The report of the Review into the Cooperative Research Centres (CRC) program, released by the Industry Minister today has been met with disappointment and concern for the future of Australian collaborative research.
Responding to the review, the Shadow Minister for Research, Innovation and Industry, Senator Kim Carr, said that this report will be a major blow to CRCs.
“The Abbott Government has already cut $107 million from the CRC program and now this review puts the whole collaborative research model in jeopardy.”
Key recommendations would see:
The CRC program restricted to commercial, industry partnerships in five sectors (food and agribusiness; mining equipment, technology and services; medical technologies and pharmaceuticals; advanced manufacturing; and oil, gas and energy resources).
CRC funding restricted to a maximum of ten years, with no identified pathway to ensure highly effective and valuable research collaborations are sustained.
The public good aspect discontinued and any CRCs that deliver on broader priorities fobbed off to other Departments.
“Ian Macfarlane’s fingerprints are all over these recommendations,” said Senator Carr
“The Minister just doesn’t get it. He is seeking to narrow the focus of collaborative research in this country precisely when we need to be diversifying our economy and strengthening our innovation ecosystem to support the jobs of the future.
“His obsession with his stunted growth centres model and his favourite five sectors ignores the complexity of the Australian economy.
“Tourism, services, construction and even information technology are all completely disregarded – not to mention anything that doesn’t deliver a direct profit to business.
“This report is yet another example of a backward-looking Government that is only willing to put value on activities that occur in the private sector.
“They don’t seem to realise that Australia’s not-for-profit sector contributes more than $43 billion to our GDP, and accounts for 8 per cent of total employment.
“The public sector, of course, employs many more – and its efficiency and effectiveness is of critical value to all Australians.
“There are currently 35 CRCs addressing issues of vital importance to Australia’s economic, social and environmental wellbeing.
“Some of the most transformative CRCs have a large element of public benefit, partnering with end-users like hospitals, environmental managers, State Governments and remote Indigenous communities.
“These CRCs are now at risk as a result of this review, and their valuable partnerships are set to be trashed by the short-sighted Abbott Government.
“Nowhere in the world are the kinds of industry-research partnerships that the CRC program supports self-sustaining without government support.
“According to the CRC Association, every $22 from the CRC program attracts another $78 from end-users.
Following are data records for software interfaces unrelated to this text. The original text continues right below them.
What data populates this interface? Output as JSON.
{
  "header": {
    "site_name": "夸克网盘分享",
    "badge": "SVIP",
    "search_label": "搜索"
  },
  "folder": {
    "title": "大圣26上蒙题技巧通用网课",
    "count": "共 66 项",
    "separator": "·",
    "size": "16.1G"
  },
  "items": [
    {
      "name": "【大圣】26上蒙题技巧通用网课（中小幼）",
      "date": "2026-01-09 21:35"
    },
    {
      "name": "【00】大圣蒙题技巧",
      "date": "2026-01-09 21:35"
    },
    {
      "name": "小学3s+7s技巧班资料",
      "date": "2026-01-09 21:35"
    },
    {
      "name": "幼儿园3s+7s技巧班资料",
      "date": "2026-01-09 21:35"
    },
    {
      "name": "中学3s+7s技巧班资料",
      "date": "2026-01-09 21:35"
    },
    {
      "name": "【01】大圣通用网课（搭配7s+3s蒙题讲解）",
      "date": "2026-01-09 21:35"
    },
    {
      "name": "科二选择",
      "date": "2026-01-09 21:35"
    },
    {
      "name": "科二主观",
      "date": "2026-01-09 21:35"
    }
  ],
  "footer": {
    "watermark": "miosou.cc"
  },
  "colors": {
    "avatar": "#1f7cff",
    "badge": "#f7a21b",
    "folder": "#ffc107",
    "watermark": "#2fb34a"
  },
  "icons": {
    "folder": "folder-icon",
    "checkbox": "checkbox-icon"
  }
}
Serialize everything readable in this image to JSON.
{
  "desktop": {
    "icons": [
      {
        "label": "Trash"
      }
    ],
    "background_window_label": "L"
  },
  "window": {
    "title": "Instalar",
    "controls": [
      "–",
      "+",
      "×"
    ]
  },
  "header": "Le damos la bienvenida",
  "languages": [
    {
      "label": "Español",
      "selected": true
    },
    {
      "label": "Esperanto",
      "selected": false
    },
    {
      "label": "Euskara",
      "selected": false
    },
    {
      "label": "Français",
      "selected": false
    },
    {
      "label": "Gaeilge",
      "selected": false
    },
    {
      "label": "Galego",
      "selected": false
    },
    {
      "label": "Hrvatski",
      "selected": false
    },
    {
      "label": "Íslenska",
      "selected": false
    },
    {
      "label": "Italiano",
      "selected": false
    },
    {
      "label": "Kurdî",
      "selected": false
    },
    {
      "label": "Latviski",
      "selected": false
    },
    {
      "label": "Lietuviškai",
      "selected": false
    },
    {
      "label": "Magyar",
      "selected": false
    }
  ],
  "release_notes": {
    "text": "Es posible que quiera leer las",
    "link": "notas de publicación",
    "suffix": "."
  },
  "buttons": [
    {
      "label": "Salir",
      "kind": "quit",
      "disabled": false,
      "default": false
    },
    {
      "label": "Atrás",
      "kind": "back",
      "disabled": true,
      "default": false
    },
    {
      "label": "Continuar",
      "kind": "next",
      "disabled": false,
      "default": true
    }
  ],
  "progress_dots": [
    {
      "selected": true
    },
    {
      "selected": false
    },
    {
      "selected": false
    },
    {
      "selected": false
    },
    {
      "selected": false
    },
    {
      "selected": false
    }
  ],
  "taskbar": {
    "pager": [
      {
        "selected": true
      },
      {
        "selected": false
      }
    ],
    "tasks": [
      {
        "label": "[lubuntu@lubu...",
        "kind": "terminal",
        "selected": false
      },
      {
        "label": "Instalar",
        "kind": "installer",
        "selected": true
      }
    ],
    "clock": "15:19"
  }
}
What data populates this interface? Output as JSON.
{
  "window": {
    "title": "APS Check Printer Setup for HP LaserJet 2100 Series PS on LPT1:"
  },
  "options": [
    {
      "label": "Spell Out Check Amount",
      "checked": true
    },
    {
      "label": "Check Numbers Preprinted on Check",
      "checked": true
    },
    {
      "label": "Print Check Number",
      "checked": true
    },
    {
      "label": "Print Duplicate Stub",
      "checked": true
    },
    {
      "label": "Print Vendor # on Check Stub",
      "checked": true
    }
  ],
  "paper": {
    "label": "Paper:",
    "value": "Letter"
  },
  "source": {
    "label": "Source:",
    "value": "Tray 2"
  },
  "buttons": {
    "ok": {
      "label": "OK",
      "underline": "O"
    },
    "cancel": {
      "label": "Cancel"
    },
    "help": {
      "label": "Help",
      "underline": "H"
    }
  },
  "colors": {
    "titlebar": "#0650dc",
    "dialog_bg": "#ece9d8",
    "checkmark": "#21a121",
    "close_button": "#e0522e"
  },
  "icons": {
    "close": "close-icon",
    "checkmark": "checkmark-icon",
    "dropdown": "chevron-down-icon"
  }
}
This is a rate co-investment virtually unmatched around the world, but public funding is the necessary glue that makes it a reality.
“This Minister has not only overseen funding cuts, he has also kept two CRCs in limbo for months, waiting for new funding agreements to be announced.
“Support for the Advanced Manufacturing and Optimising Resource Extraction CRCs is set to expire at the end of June, and the Minister still won’t say whether they have new contracts – even though they fit right into his precious priorities.
“I call on him now to clarify the future of not just these CRCs, but the whole program.”
The CRCs that fall outside the priority areas identified in the review include (but are certainly not limited to):
CRC for Remote Economic Participation
CRC for Cancer therapeutics
CRC for Mental Health
CRC for living with Autism Spectrum Disorders
Bushfire and Natural Hazards CRC
Antarctic Climate and Ecosystems CRC